Here are some common questions about split sheets for creators.
Why Would a Creator Use a Split Sheet?
A split sheet puts who owns what percentage of a composition, and all its related publishing rights, in writing. Establishing partial ownership of a song gives you credit for your contribution, sets up a secondary revenue stream, and fosters healthy relationships with fellow creators.
What Are Some Scenarios a Creator Might Find Themselves in That Would Need a Split Sheet?
If you are a song’s only writer, you automatically own 100% of its publishing rights. Nearly every other scenario imaginable needs a split sheet, whether you’re part of a five-person band, collaborating on a complex song with like-minded creators, or shaping a soon-to-be-hit single alongside a successful producer.
What Are Some Common Errors Creators Might Encounter if They Don’t Use a Split Sheet?
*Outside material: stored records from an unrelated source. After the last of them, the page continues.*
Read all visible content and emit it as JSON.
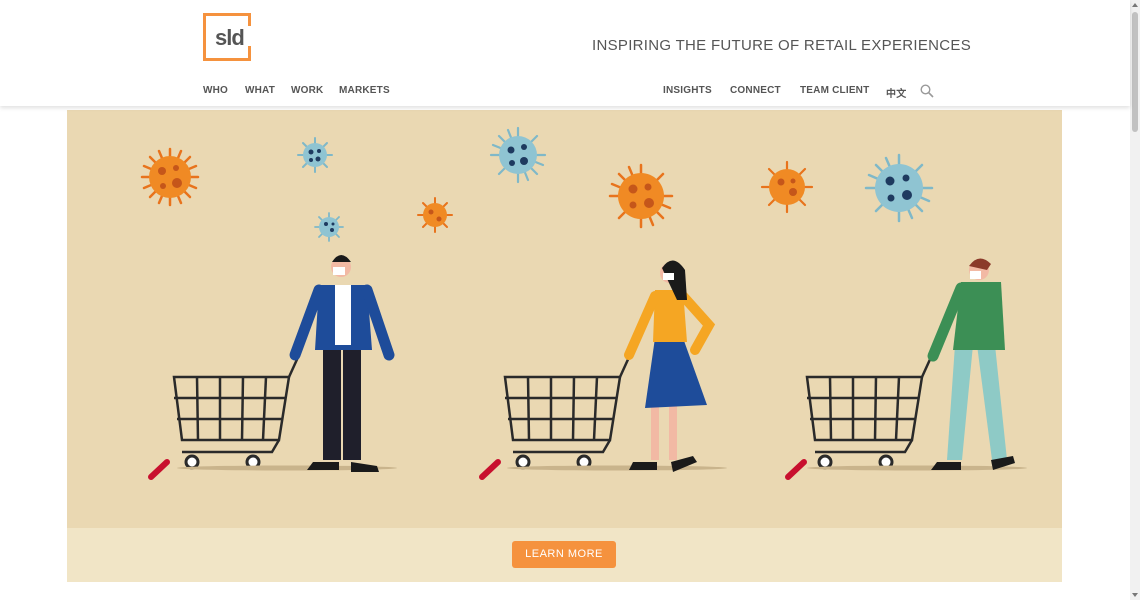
{
  "logo": {
    "text": "sld"
  },
  "tagline": "INSPIRING THE FUTURE OF RETAIL EXPERIENCES",
  "nav_left": [
    "WHO",
    "WHAT",
    "WORK",
    "MARKETS"
  ],
  "nav_right": [
    "INSIGHTS",
    "CONNECT",
    "TEAM CLIENT",
    "中文"
  ],
  "hero": {
    "button": "LEARN MORE"
  },
  "colors": {
    "accent": "#f5923e",
    "hero_bg": "#ead8b2",
    "text": "#555555"
  },
  "icons": [
    "search-icon",
    "virus-icon",
    "shopping-cart-icon"
  ]
}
Not using a split sheet can lead to a number of unnecessary conflicts, including disagreements over poorly communicated ownership percentages and last-minute split changes that were never openly discussed and documented. One writer could also wrongfully claim 100% of a song despite verbally agreeing to a lesser amount since their ownership share was never formalized. (It’s difficult to argue who owns what in court when you don’t have any proof other than a person’s own memory banks.)
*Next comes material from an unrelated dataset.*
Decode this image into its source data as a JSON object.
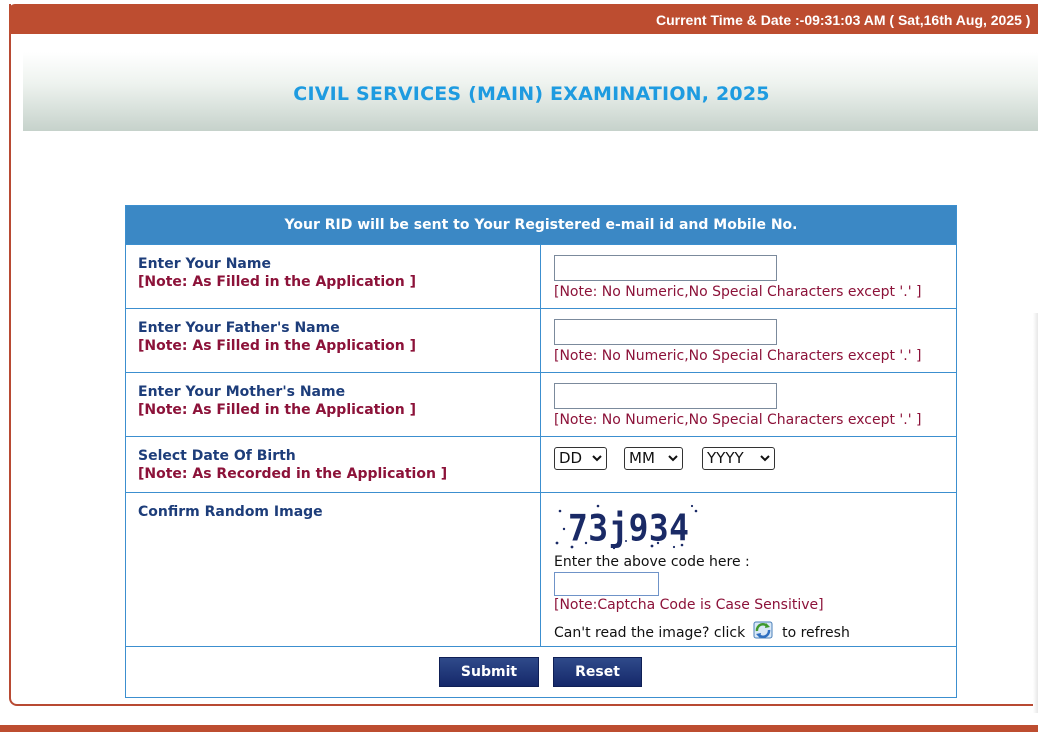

On a similar note, fractional splits can easily go from being a simple equation to a complex problem with no clear solution. A recent example of this would be the acclaimed Beyoncé album Renaissance. Many of its songs feature multiple writers and producers — so many, in fact, that it can be difficult to discern who did what.
A lot of that has to do with the singer’s slow-but-steady songwriting process. Or as she revealed in a rare interview with Harper’s Bazaar, “Sometimes it takes a year for me to personally search through thousands of songs to find just the right kick or snare. One chorsus can have up to 200 stacked harmonies. Still, there’s nothing like the amount of love, passion, and healing I feel in the recording studio.”
That explains how a song like “Alien Superstar” ended up with more than 20 co-writers — everyone from Jay-Z to Honey Dijon to David Hamelin (a not-quite-household name best known for his role in the indie rock band The Stills). Not putting all those moving parts on paper makes it borderline impossible to break down everyone’s publishing rights and royalties.
If all these potential hang-ups make you want to sign a simple work-for-hire agreement, remember that you could be forfeiting any ownership shares in exchange for an upfront fee. Not the best plan of attack if the song has any chance of racking up future royalties, so be sure to consider all your options before relinquishing your publishing rights.
For more information on split sheets and a quicker path toward earning publishing royalties, please check out our free split sheet template and crash course on why splits are so important in the music industry.